:: Task statement ::
Write the records out again exactly, but without pictures.

Segment Open

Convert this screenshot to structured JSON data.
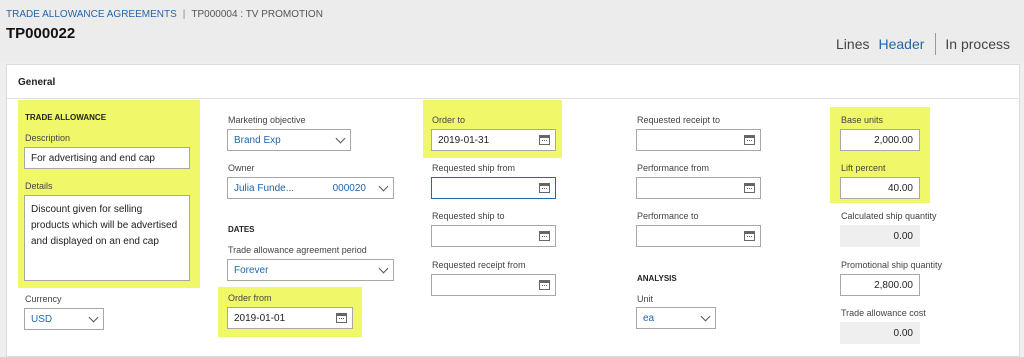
{
  "breadcrumb": {
    "root": "TRADE ALLOWANCE AGREEMENTS",
    "current": "TP000004 : TV PROMOTION"
  },
  "record_id": "TP000022",
  "view_tabs": {
    "lines": "Lines",
    "header": "Header",
    "status": "In process"
  },
  "panel": {
    "title": "General"
  },
  "trade_allowance": {
    "section": "TRADE ALLOWANCE",
    "description_label": "Description",
    "description_value": "For advertising and end cap",
    "details_label": "Details",
    "details_value": "Discount given for selling products which will be advertised and displayed on an end cap",
    "currency_label": "Currency",
    "currency_value": "USD"
  },
  "marketing": {
    "objective_label": "Marketing objective",
    "objective_value": "Brand Exp",
    "owner_label": "Owner",
    "owner_name": "Julia Funde...",
    "owner_number": "000020",
    "dates_section": "DATES",
    "period_label": "Trade allowance agreement period",
    "period_value": "Forever",
    "order_from_label": "Order from",
    "order_from_value": "2019-01-01"
  },
  "dates": {
    "order_to_label": "Order to",
    "order_to_value": "2019-01-31",
    "req_ship_from_label": "Requested ship from",
    "req_ship_from_value": "",
    "req_ship_to_label": "Requested ship to",
    "req_ship_to_value": "",
    "req_receipt_from_label": "Requested receipt from",
    "req_receipt_from_value": ""
  },
  "receipt": {
    "req_receipt_to_label": "Requested receipt to",
    "req_receipt_to_value": "",
    "perf_from_label": "Performance from",
    "perf_from_value": "",
    "perf_to_label": "Performance to",
    "perf_to_value": "",
    "analysis_section": "ANALYSIS",
    "unit_label": "Unit",
    "unit_value": "ea"
  },
  "quantities": {
    "base_units_label": "Base units",
    "base_units_value": "2,000.00",
    "lift_label": "Lift percent",
    "lift_value": "40.00",
    "calc_ship_label": "Calculated ship quantity",
    "calc_ship_value": "0.00",
    "promo_ship_label": "Promotional ship quantity",
    "promo_ship_value": "2,800.00",
    "cost_label": "Trade allowance cost",
    "cost_value": "0.00"
  },
  "colors": {
    "highlight": "#f0f869",
    "link": "#2266aa"
  }
}
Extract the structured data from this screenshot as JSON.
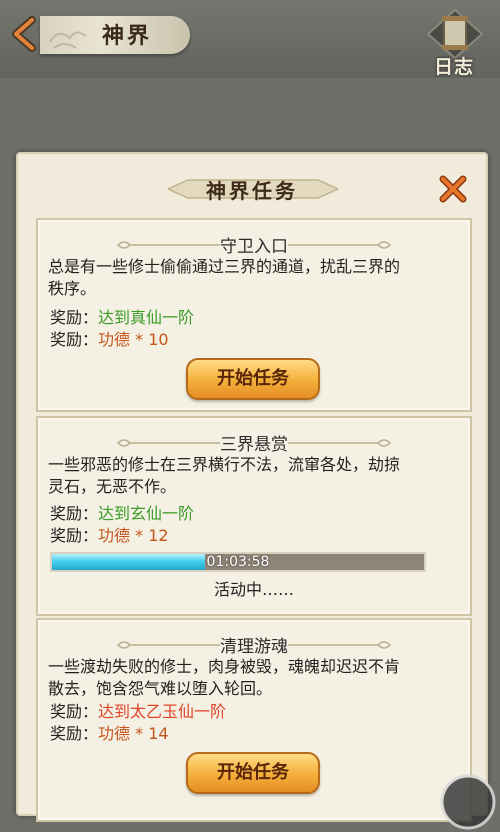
{
  "header": {
    "title": "神界",
    "log_label": "日志"
  },
  "panel": {
    "title": "神界任务"
  },
  "tasks": [
    {
      "title": "守卫入口",
      "desc": "总是有一些修士偷偷通过三界的通道，扰乱三界的秩序。",
      "reward_prefix": "奖励：",
      "reward1": "达到真仙一阶",
      "reward2": "功德 * 10",
      "button": "开始任务"
    },
    {
      "title": "三界悬赏",
      "desc": "一些邪恶的修士在三界横行不法，流窜各处，劫掠灵石，无恶不作。",
      "reward_prefix": "奖励：",
      "reward1": "达到玄仙一阶",
      "reward2": "功德 * 12",
      "timer": "01:03:58",
      "progress": 0.41,
      "status": "活动中……"
    },
    {
      "title": "清理游魂",
      "desc": "一些渡劫失败的修士，肉身被毁，魂魄却迟迟不肯散去，饱含怨气难以堕入轮回。",
      "reward_prefix": "奖励：",
      "reward1": "达到太乙玉仙一阶",
      "reward2": "功德 * 14",
      "button": "开始任务"
    }
  ],
  "colors": {
    "reward_green": "#3b9c28",
    "reward_red": "#e0452a",
    "reward_orange": "#c4561c",
    "progress_fill": "#3bcdeb"
  },
  "icons": [
    "back-arrow-icon",
    "scroll-log-icon",
    "close-icon",
    "ornament-icon"
  ]
}
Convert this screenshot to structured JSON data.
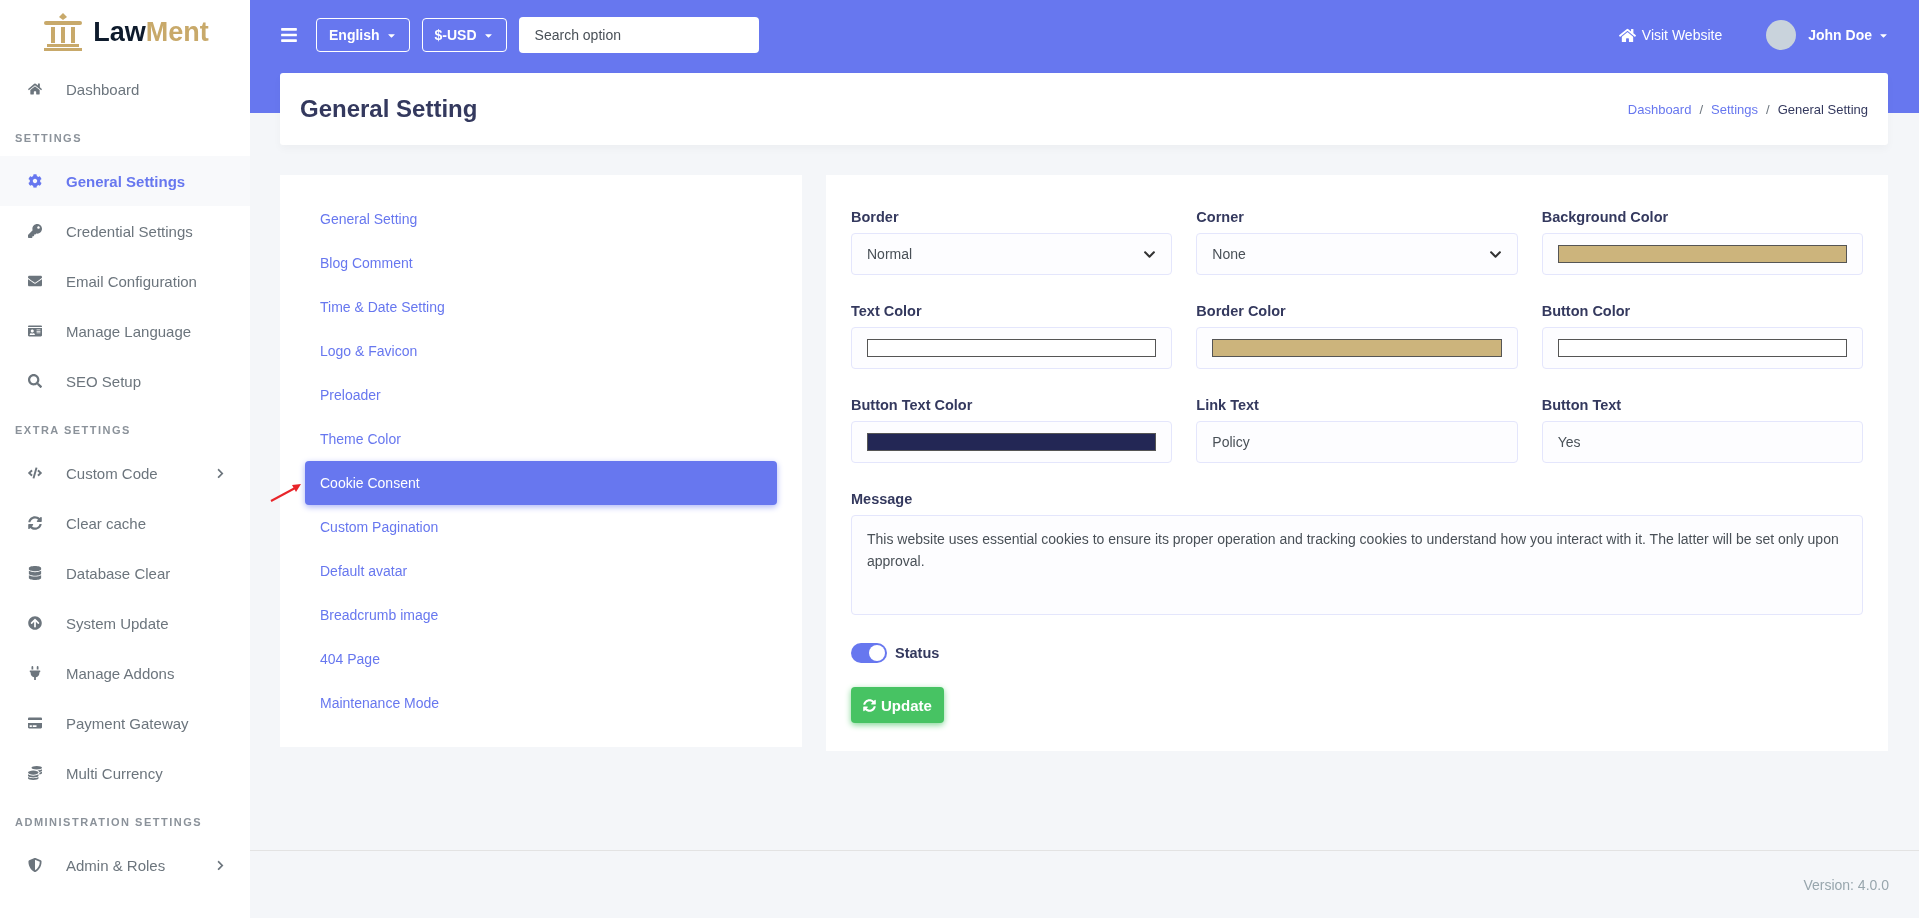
{
  "brand": {
    "name_first": "Law",
    "name_second": "Ment"
  },
  "sidebar": [
    {
      "items": [
        {
          "label": "Dashboard",
          "selected": false,
          "expandable": false
        }
      ]
    },
    {
      "heading": "SETTINGS",
      "items": [
        {
          "label": "General Settings",
          "selected": true,
          "expandable": false
        },
        {
          "label": "Credential Settings",
          "selected": false,
          "expandable": false
        },
        {
          "label": "Email Configuration",
          "selected": false,
          "expandable": false
        },
        {
          "label": "Manage Language",
          "selected": false,
          "expandable": false
        },
        {
          "label": "SEO Setup",
          "selected": false,
          "expandable": false
        }
      ]
    },
    {
      "heading": "EXTRA SETTINGS",
      "items": [
        {
          "label": "Custom Code",
          "selected": false,
          "expandable": true
        },
        {
          "label": "Clear cache",
          "selected": false,
          "expandable": false
        },
        {
          "label": "Database Clear",
          "selected": false,
          "expandable": false
        },
        {
          "label": "System Update",
          "selected": false,
          "expandable": false
        },
        {
          "label": "Manage Addons",
          "selected": false,
          "expandable": false
        },
        {
          "label": "Payment Gateway",
          "selected": false,
          "expandable": false
        },
        {
          "label": "Multi Currency",
          "selected": false,
          "expandable": false
        }
      ]
    },
    {
      "heading": "ADMINISTRATION SETTINGS",
      "items": [
        {
          "label": "Admin & Roles",
          "selected": false,
          "expandable": true
        }
      ]
    }
  ],
  "topbar": {
    "language": "English",
    "currency": "$-USD",
    "search": {
      "placeholder": "Search option"
    },
    "visit_link": "Visit Website",
    "user": "John Doe"
  },
  "header": {
    "title": "General Setting",
    "separator": "/",
    "breadcrumb": [
      {
        "label": "Dashboard",
        "link": true
      },
      {
        "label": "Settings",
        "link": true
      },
      {
        "label": "General Setting",
        "link": false
      }
    ]
  },
  "settings_menu": [
    {
      "label": "General Setting",
      "selected": false
    },
    {
      "label": "Blog Comment",
      "selected": false
    },
    {
      "label": "Time & Date Setting",
      "selected": false
    },
    {
      "label": "Logo & Favicon",
      "selected": false
    },
    {
      "label": "Preloader",
      "selected": false
    },
    {
      "label": "Theme Color",
      "selected": false
    },
    {
      "label": "Cookie Consent",
      "selected": true
    },
    {
      "label": "Custom Pagination",
      "selected": false
    },
    {
      "label": "Default avatar",
      "selected": false
    },
    {
      "label": "Breadcrumb image",
      "selected": false
    },
    {
      "label": "404 Page",
      "selected": false
    },
    {
      "label": "Maintenance Mode",
      "selected": false
    }
  ],
  "form": {
    "fields": [
      {
        "kind": "select",
        "label": "Border",
        "value": "Normal"
      },
      {
        "kind": "select",
        "label": "Corner",
        "value": "None"
      },
      {
        "kind": "color",
        "label": "Background Color",
        "color": "#ccb47c"
      },
      {
        "kind": "color",
        "label": "Text Color",
        "color": "#ffffff"
      },
      {
        "kind": "color",
        "label": "Border Color",
        "color": "#ccb47c"
      },
      {
        "kind": "color",
        "label": "Button Color",
        "color": "#ffffff"
      },
      {
        "kind": "color",
        "label": "Button Text Color",
        "color": "#232755"
      },
      {
        "kind": "text",
        "label": "Link Text",
        "value": "Policy"
      },
      {
        "kind": "text",
        "label": "Button Text",
        "value": "Yes"
      }
    ],
    "message": {
      "label": "Message",
      "value": "This website uses essential cookies to ensure its proper operation and tracking cookies to understand how you interact with it. The latter will be set only upon approval."
    },
    "status": {
      "label": "Status",
      "on": true
    },
    "submit": "Update"
  },
  "footer": {
    "version": "Version: 4.0.0"
  }
}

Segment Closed

:: Task response ::
Convert this screenshot to structured JSON data.
{
  "breadcrumb": {
    "root": "TRADE ALLOWANCE AGREEMENTS",
    "current": "TP000004 : TV PROMOTION"
  },
  "record_id": "TP000022",
  "view_tabs": {
    "lines": "Lines",
    "header": "Header",
    "status": "In process"
  },
  "panel": {
    "title": "General"
  },
  "trade_allowance": {
    "section": "TRADE ALLOWANCE",
    "description_label": "Description",
    "description_value": "For advertising and end cap",
    "details_label": "Details",
    "details_value": "Discount given for selling products which will be advertised and displayed on an end cap",
    "currency_label": "Currency",
    "currency_value": "USD"
  },
  "marketing": {
    "objective_label": "Marketing objective",
    "objective_value": "Brand Exp",
    "owner_label": "Owner",
    "owner_name": "Julia Funde...",
    "owner_number": "000020",
    "dates_section": "DATES",
    "period_label": "Trade allowance agreement period",
    "period_value": "Forever",
    "order_from_label": "Order from",
    "order_from_value": "2019-01-01"
  },
  "dates": {
    "order_to_label": "Order to",
    "order_to_value": "2019-01-31",
    "req_ship_from_label": "Requested ship from",
    "req_ship_from_value": "",
    "req_ship_to_label": "Requested ship to",
    "req_ship_to_value": "",
    "req_receipt_from_label": "Requested receipt from",
    "req_receipt_from_value": ""
  },
  "receipt": {
    "req_receipt_to_label": "Requested receipt to",
    "req_receipt_to_value": "",
    "perf_from_label": "Performance from",
    "perf_from_value": "",
    "perf_to_label": "Performance to",
    "perf_to_value": "",
    "analysis_section": "ANALYSIS",
    "unit_label": "Unit",
    "unit_value": "ea"
  },
  "quantities": {
    "base_units_label": "Base units",
    "base_units_value": "2,000.00",
    "lift_label": "Lift percent",
    "lift_value": "40.00",
    "calc_ship_label": "Calculated ship quantity",
    "calc_ship_value": "0.00",
    "promo_ship_label": "Promotional ship quantity",
    "promo_ship_value": "2,800.00",
    "cost_label": "Trade allowance cost",
    "cost_value": "0.00"
  },
  "colors": {
    "highlight": "#f0f869",
    "link": "#2266aa"
  }
}
Extract the structured data from this screenshot as JSON.
{
  "header": {
    "title": "神界",
    "log_label": "日志"
  },
  "panel": {
    "title": "神界任务"
  },
  "tasks": [
    {
      "title": "守卫入口",
      "desc": "总是有一些修士偷偷通过三界的通道，扰乱三界的秩序。",
      "reward_prefix": "奖励：",
      "reward1": "达到真仙一阶",
      "reward2": "功德 * 10",
      "button": "开始任务"
    },
    {
      "title": "三界悬赏",
      "desc": "一些邪恶的修士在三界横行不法，流窜各处，劫掠灵石，无恶不作。",
      "reward_prefix": "奖励：",
      "reward1": "达到玄仙一阶",
      "reward2": "功德 * 12",
      "timer": "01:03:58",
      "progress": 0.41,
      "status": "活动中……"
    },
    {
      "title": "清理游魂",
      "desc": "一些渡劫失败的修士，肉身被毁，魂魄却迟迟不肯散去，饱含怨气难以堕入轮回。",
      "reward_prefix": "奖励：",
      "reward1": "达到太乙玉仙一阶",
      "reward2": "功德 * 14",
      "button": "开始任务"
    }
  ],
  "colors": {
    "reward_green": "#3b9c28",
    "reward_red": "#e0452a",
    "reward_orange": "#c4561c",
    "progress_fill": "#3bcdeb"
  },
  "icons": [
    "back-arrow-icon",
    "scroll-log-icon",
    "close-icon",
    "ornament-icon"
  ]
}
Convert this screenshot to structured JSON data.
{
  "brand": {
    "name_first": "Law",
    "name_second": "Ment"
  },
  "sidebar": [
    {
      "items": [
        {
          "label": "Dashboard",
          "selected": false,
          "expandable": false
        }
      ]
    },
    {
      "heading": "SETTINGS",
      "items": [
        {
          "label": "General Settings",
          "selected": true,
          "expandable": false
        },
        {
          "label": "Credential Settings",
          "selected": false,
          "expandable": false
        },
        {
          "label": "Email Configuration",
          "selected": false,
          "expandable": false
        },
        {
          "label": "Manage Language",
          "selected": false,
          "expandable": false
        },
        {
          "label": "SEO Setup",
          "selected": false,
          "expandable": false
        }
      ]
    },
    {
      "heading": "EXTRA SETTINGS",
      "items": [
        {
          "label": "Custom Code",
          "selected": false,
          "expandable": true
        },
        {
          "label": "Clear cache",
          "selected": false,
          "expandable": false
        },
        {
          "label": "Database Clear",
          "selected": false,
          "expandable": false
        },
        {
          "label": "System Update",
          "selected": false,
          "expandable": false
        },
        {
          "label": "Manage Addons",
          "selected": false,
          "expandable": false
        },
        {
          "label": "Payment Gateway",
          "selected": false,
          "expandable": false
        },
        {
          "label": "Multi Currency",
          "selected": false,
          "expandable": false
        }
      ]
    },
    {
      "heading": "ADMINISTRATION SETTINGS",
      "items": [
        {
          "label": "Admin & Roles",
          "selected": false,
          "expandable": true
        }
      ]
    }
  ],
  "topbar": {
    "language": "English",
    "currency": "$-USD",
    "search": {
      "placeholder": "Search option"
    },
    "visit_link": "Visit Website",
    "user": "John Doe"
  },
  "header": {
    "title": "General Setting",
    "separator": "/",
    "breadcrumb": [
      {
        "label": "Dashboard",
        "link": true
      },
      {
        "label": "Settings",
        "link": true
      },
      {
        "label": "General Setting",
        "link": false
      }
    ]
  },
  "settings_menu": [
    {
      "label": "General Setting",
      "selected": false
    },
    {
      "label": "Blog Comment",
      "selected": false
    },
    {
      "label": "Time & Date Setting",
      "selected": false
    },
    {
      "label": "Logo & Favicon",
      "selected": false
    },
    {
      "label": "Preloader",
      "selected": false
    },
    {
      "label": "Theme Color",
      "selected": false
    },
    {
      "label": "Cookie Consent",
      "selected": true
    },
    {
      "label": "Custom Pagination",
      "selected": false
    },
    {
      "label": "Default avatar",
      "selected": false
    },
    {
      "label": "Breadcrumb image",
      "selected": false
    },
    {
      "label": "404 Page",
      "selected": false
    },
    {
      "label": "Maintenance Mode",
      "selected": false
    }
  ],
  "form": {
    "fields": [
      {
        "kind": "select",
        "label": "Border",
        "value": "Normal"
      },
      {
        "kind": "select",
        "label": "Corner",
        "value": "None"
      },
      {
        "kind": "color",
        "label": "Background Color",
        "color": "#ccb47c"
      },
      {
        "kind": "color",
        "label": "Text Color",
        "color": "#ffffff"
      },
      {
        "kind": "color",
        "label": "Border Color",
        "color": "#ccb47c"
      },
      {
        "kind": "color",
        "label": "Button Color",
        "color": "#ffffff"
      },
      {
        "kind": "color",
        "label": "Button Text Color",
        "color": "#232755"
      },
      {
        "kind": "text",
        "label": "Link Text",
        "value": "Policy"
      },
      {
        "kind": "text",
        "label": "Button Text",
        "value": "Yes"
      }
    ],
    "message": {
      "label": "Message",
      "value": "This website uses essential cookies to ensure its proper operation and tracking cookies to understand how you interact with it. The latter will be set only upon approval."
    },
    "status": {
      "label": "Status",
      "on": true
    },
    "submit": "Update"
  },
  "footer": {
    "version": "Version: 4.0.0"
  }
}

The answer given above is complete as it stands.